Cypripedium japonicum

Listing: CITES Appendix II

The Plant’s Story

Cypripedium japonicum is known in Korea as Kwangreung Yogang Flower, so named because the shape of the flower resembles a bowl. It has always been rare in cultivation outside of Asia. On the brink of extinction in Korea, only about 200 individuals remain in the wild. The Korean government is actively seeking to safeguard Cypripedium japonicum and several mountains and villages have been designated as protected habitats. Numbers of this orchid in China and Japan are greater, but they are all protected by CITES Appendix II. China is the center for Cypripedium diversity, being home to two-thirds of the world’s Cypripedium species, with a further centralization in Sichuan and Yunnan Provinces, areas experiencing rapid habitat change.

The Artist’s Story: Jee-Yeon Koo

I’ve been a fine artist and teacher in Korea for many years, specializing in flowers in the eastern style of painting, using traditional materials and techniques. As principal art director for the national project for illustrating rare and endangered Korean plants sponsored by the Korea National Arboretum, I have painted many rare Korean plants. I was interested in Cypripedium japonicum because it is the most important endangered plant in Korea.
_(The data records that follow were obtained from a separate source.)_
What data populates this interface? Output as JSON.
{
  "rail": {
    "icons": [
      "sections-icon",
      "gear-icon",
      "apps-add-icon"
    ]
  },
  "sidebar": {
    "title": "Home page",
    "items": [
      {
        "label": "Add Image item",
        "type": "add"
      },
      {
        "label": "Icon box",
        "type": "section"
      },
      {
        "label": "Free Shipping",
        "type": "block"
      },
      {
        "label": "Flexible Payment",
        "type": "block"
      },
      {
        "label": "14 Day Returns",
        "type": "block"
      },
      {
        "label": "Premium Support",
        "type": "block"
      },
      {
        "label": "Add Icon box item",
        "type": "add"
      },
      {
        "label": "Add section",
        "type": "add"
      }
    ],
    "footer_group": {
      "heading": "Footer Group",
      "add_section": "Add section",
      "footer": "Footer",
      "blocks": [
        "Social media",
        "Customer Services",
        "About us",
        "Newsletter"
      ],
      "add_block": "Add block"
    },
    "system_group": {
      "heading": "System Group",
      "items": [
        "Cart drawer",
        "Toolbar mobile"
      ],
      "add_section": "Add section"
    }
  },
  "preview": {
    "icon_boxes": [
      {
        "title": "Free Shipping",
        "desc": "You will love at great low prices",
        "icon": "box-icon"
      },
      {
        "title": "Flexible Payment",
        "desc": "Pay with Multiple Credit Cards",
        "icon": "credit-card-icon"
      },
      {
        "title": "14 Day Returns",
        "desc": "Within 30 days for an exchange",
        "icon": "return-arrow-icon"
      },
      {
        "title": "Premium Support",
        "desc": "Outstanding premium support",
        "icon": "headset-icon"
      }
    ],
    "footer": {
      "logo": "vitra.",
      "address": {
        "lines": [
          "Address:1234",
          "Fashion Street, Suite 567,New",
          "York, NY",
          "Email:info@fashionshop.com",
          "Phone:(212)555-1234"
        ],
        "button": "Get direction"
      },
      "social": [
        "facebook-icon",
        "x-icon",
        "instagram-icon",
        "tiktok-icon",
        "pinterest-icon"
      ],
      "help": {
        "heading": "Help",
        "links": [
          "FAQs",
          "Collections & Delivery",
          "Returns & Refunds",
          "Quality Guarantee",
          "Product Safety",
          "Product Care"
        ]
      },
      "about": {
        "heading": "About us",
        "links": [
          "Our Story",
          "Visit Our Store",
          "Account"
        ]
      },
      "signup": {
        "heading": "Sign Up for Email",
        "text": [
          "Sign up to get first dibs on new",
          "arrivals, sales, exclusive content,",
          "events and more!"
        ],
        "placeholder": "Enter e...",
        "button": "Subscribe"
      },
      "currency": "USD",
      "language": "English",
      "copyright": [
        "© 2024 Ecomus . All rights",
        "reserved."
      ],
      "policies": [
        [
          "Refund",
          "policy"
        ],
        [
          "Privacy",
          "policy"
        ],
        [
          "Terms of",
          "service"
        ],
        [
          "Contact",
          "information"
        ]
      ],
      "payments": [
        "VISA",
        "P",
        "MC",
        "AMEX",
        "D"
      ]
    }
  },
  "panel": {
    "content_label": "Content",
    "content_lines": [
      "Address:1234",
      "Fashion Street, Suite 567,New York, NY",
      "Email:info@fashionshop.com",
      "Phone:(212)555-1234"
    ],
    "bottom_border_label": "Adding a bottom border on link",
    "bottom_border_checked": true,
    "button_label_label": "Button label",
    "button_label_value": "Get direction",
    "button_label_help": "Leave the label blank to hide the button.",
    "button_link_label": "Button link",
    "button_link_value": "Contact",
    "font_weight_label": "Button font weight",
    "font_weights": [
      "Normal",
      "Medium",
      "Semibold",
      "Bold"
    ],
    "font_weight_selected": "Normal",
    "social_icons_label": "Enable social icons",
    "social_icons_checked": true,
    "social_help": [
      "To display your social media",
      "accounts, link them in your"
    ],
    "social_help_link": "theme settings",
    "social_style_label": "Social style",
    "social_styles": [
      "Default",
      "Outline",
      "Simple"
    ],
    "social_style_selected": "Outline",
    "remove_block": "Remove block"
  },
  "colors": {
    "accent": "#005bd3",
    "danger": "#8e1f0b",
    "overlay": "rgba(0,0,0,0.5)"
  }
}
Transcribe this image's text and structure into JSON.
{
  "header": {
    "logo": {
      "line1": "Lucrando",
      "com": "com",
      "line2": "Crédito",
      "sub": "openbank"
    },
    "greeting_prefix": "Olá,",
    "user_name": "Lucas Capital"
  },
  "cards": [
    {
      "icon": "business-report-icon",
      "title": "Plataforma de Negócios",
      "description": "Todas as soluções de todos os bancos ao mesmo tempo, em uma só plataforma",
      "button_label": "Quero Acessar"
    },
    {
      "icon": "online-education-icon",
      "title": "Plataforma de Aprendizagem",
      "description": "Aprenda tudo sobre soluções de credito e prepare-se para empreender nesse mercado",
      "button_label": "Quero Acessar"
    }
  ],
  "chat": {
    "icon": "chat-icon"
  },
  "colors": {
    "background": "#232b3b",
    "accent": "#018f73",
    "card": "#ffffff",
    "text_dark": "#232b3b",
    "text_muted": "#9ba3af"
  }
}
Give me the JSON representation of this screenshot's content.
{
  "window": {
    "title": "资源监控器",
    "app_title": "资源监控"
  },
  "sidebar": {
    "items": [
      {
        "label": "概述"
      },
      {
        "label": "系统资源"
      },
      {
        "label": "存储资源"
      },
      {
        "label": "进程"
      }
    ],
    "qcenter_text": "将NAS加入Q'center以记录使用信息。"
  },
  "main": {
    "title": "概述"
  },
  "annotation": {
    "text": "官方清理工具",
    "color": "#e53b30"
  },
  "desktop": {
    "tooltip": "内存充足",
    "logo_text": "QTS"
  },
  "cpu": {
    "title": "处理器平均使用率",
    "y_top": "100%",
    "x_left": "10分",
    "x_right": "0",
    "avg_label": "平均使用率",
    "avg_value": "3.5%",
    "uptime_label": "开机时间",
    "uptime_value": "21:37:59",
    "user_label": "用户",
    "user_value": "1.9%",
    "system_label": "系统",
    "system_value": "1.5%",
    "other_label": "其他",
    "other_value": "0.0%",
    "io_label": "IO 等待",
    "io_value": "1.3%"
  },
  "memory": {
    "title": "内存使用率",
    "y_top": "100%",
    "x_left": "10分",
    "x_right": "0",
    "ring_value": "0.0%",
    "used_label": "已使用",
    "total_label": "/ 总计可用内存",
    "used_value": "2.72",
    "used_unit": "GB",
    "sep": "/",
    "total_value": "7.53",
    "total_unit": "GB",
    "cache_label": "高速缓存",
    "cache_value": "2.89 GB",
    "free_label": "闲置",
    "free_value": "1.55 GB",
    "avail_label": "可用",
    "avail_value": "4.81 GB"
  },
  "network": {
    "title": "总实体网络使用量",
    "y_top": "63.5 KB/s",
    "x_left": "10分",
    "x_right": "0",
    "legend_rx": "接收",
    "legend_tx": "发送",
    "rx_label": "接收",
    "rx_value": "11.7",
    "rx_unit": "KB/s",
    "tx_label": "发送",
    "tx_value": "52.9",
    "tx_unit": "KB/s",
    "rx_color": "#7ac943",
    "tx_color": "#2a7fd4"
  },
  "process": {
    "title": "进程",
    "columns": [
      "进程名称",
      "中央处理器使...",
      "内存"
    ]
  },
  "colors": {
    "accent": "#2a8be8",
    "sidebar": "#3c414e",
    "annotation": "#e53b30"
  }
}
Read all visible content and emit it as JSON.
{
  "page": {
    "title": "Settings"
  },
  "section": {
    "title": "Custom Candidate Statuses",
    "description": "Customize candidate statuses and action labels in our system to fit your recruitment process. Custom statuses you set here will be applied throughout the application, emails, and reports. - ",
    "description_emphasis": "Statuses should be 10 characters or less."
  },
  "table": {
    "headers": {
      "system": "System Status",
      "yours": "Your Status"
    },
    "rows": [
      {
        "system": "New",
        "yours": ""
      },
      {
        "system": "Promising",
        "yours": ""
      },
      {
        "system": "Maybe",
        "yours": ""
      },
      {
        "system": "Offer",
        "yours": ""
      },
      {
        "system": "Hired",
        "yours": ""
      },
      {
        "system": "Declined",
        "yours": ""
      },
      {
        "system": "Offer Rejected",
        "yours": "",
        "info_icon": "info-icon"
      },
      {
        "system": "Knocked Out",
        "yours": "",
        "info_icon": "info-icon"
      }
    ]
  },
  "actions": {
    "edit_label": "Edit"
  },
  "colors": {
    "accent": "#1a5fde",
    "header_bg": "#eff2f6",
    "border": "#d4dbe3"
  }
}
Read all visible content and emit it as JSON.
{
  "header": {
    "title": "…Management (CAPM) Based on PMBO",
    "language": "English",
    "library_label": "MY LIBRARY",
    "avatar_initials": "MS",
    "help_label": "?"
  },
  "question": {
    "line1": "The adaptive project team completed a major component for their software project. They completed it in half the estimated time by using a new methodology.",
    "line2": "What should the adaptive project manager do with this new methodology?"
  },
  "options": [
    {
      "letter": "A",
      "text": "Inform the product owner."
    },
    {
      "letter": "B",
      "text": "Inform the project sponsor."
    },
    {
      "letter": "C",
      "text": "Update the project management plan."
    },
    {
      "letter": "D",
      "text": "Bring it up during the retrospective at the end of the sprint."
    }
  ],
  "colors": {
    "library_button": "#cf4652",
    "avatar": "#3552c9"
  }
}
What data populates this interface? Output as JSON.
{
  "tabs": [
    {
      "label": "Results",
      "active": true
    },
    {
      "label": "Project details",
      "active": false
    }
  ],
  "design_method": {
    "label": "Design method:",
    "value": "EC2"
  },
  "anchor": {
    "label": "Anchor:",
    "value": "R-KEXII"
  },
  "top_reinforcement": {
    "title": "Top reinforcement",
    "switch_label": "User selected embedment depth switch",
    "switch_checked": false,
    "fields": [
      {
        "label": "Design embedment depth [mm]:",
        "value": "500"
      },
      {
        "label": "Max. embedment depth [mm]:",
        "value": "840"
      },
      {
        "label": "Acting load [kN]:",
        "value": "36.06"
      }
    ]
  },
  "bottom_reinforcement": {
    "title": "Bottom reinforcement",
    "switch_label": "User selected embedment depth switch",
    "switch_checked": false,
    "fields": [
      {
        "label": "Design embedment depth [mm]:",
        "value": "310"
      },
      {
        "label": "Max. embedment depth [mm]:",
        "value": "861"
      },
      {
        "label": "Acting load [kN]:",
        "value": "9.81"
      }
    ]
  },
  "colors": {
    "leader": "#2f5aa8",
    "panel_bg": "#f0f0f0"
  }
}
My technique consists of many layers of dry brush watercolors.

More of the plant’s story and the artist’s story can be found in the exhibit catalog, available at the exhibition venues or online from the ASBA.